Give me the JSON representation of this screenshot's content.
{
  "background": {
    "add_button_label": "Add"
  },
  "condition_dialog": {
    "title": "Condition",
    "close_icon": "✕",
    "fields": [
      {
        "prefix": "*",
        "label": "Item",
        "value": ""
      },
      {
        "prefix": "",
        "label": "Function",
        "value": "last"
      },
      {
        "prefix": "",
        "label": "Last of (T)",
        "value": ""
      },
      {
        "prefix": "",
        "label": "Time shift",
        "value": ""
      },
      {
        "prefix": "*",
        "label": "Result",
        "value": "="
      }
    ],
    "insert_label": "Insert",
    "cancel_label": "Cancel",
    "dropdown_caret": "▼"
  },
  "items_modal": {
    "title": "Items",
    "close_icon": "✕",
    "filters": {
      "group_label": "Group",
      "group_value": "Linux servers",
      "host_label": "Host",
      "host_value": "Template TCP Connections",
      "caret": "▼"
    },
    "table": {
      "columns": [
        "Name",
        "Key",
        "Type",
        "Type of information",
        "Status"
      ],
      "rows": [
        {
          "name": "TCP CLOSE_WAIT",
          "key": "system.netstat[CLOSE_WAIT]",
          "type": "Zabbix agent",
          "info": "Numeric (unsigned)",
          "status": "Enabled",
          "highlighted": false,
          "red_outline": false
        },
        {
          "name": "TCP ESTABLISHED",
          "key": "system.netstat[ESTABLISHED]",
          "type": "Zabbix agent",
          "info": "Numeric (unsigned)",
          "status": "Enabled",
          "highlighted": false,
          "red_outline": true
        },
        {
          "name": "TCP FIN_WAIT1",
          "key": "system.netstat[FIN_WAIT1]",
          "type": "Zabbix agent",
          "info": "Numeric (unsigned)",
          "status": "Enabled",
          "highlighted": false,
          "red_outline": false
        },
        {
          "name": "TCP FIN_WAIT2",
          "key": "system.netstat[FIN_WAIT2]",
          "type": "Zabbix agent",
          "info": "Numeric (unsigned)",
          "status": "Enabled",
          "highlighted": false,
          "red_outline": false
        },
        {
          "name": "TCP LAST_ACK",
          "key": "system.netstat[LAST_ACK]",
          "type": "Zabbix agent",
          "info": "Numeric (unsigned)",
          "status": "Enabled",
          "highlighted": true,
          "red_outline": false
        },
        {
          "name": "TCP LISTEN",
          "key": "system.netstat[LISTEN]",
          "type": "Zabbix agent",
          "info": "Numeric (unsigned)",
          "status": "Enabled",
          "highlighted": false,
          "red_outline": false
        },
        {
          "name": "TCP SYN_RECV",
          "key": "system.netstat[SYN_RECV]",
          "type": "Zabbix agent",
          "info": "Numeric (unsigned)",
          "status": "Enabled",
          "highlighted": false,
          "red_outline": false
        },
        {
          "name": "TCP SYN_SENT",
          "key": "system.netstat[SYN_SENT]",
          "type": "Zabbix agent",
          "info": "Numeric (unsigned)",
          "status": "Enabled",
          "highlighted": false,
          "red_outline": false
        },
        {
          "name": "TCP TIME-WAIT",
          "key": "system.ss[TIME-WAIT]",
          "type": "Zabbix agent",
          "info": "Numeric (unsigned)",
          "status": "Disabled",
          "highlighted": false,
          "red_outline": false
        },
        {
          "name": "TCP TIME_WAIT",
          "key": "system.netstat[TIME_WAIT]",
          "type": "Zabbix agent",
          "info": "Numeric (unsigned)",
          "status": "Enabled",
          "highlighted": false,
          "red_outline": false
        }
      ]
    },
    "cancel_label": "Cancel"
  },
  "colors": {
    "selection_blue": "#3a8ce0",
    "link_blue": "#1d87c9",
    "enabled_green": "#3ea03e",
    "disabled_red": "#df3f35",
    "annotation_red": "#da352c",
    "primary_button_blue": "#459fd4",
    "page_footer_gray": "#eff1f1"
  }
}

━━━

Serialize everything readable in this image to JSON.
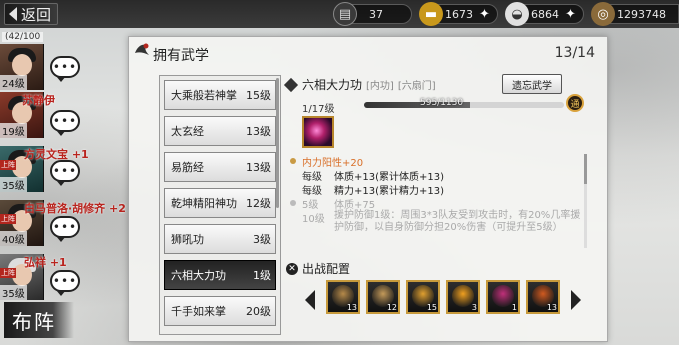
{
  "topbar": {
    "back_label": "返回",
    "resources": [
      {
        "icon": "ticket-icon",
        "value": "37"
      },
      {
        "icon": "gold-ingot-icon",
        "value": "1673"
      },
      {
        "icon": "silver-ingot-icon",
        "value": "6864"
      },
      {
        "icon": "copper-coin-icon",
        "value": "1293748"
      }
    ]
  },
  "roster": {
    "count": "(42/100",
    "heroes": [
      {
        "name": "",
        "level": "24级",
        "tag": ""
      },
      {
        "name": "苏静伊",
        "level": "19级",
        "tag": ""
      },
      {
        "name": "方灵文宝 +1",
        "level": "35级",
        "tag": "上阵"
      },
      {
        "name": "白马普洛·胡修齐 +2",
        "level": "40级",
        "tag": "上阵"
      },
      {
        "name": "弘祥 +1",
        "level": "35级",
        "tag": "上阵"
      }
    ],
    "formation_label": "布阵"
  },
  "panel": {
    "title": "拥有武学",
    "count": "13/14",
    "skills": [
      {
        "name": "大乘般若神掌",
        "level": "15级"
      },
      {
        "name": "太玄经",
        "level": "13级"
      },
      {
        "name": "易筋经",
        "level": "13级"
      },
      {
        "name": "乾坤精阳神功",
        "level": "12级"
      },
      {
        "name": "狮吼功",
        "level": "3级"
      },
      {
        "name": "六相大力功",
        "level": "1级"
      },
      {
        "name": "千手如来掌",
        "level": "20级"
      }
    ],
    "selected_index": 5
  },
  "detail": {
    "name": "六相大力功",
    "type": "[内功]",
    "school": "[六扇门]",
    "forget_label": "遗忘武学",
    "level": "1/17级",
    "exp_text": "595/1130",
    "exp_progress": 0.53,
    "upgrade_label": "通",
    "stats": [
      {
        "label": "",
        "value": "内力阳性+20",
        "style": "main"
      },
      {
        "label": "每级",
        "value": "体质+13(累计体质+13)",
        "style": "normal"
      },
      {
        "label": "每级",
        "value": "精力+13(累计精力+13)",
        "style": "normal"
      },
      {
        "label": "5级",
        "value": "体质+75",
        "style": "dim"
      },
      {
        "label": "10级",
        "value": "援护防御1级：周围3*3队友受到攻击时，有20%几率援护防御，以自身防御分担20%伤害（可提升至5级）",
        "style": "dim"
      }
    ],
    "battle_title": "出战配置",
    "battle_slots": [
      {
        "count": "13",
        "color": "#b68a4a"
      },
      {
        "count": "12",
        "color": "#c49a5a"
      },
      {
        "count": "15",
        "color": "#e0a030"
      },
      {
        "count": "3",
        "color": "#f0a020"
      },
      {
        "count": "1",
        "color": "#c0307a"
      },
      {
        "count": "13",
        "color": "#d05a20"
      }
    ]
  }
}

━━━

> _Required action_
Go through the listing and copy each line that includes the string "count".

> _Your solution_
    "count": "(42/100",
    "count": "13/14",
        "count": "13",
        "count": "12",
        "count": "15",
        "count": "3",
        "count": "1",
        "count": "13",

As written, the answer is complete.